*Supplied material*:
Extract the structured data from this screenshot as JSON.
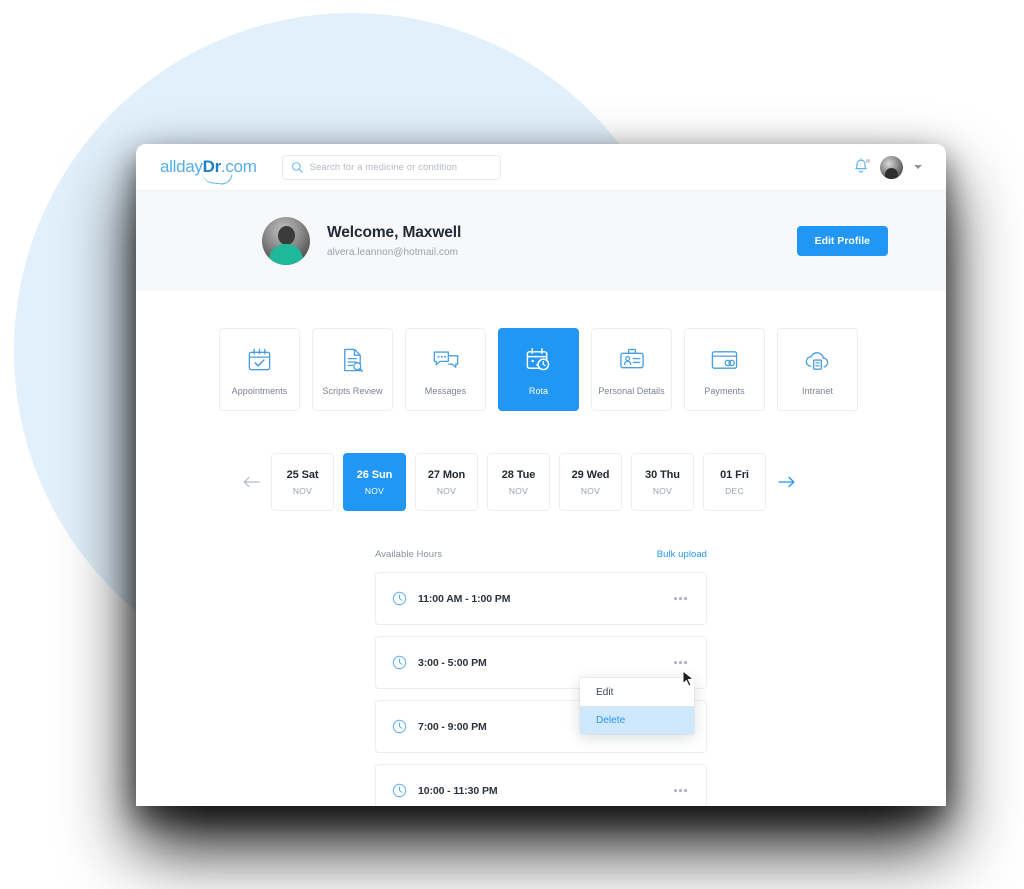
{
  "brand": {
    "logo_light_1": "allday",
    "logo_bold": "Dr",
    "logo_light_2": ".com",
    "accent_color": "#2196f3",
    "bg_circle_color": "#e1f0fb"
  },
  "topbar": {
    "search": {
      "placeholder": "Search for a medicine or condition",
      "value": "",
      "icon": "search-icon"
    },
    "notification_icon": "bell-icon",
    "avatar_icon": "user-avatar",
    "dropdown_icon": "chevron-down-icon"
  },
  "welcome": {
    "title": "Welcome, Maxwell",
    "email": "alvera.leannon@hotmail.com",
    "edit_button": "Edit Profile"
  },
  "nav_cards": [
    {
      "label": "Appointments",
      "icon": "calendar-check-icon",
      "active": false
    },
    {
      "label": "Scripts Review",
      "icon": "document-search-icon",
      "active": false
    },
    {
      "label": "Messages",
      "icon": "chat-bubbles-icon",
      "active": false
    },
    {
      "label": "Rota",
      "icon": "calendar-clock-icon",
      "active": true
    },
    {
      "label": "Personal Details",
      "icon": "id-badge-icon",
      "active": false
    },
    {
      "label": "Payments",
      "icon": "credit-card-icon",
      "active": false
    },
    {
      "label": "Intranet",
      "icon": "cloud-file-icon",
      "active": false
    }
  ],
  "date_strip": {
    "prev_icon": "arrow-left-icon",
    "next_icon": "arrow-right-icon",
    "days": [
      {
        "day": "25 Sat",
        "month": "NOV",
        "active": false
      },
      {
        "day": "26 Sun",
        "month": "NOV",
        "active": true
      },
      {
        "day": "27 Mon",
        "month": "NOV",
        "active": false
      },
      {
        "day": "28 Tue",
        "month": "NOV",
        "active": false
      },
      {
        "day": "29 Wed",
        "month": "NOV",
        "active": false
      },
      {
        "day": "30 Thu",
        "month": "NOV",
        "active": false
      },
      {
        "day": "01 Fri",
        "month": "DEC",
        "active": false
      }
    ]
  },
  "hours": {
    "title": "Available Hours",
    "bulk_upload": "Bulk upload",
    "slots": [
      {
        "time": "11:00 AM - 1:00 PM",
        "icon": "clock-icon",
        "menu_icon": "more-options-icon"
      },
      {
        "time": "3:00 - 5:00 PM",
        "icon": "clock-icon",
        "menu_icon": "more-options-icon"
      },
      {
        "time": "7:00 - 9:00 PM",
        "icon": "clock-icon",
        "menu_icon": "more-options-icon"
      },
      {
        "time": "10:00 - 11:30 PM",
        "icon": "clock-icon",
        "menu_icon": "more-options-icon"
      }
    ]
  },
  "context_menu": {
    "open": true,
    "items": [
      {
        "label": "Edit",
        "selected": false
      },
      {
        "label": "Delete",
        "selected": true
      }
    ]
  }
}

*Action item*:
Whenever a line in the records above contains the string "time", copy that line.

*Task result*:
        "time": "11:00 AM - 1:00 PM",
        "time": "3:00 - 5:00 PM",
        "time": "7:00 - 9:00 PM",
        "time": "10:00 - 11:30 PM",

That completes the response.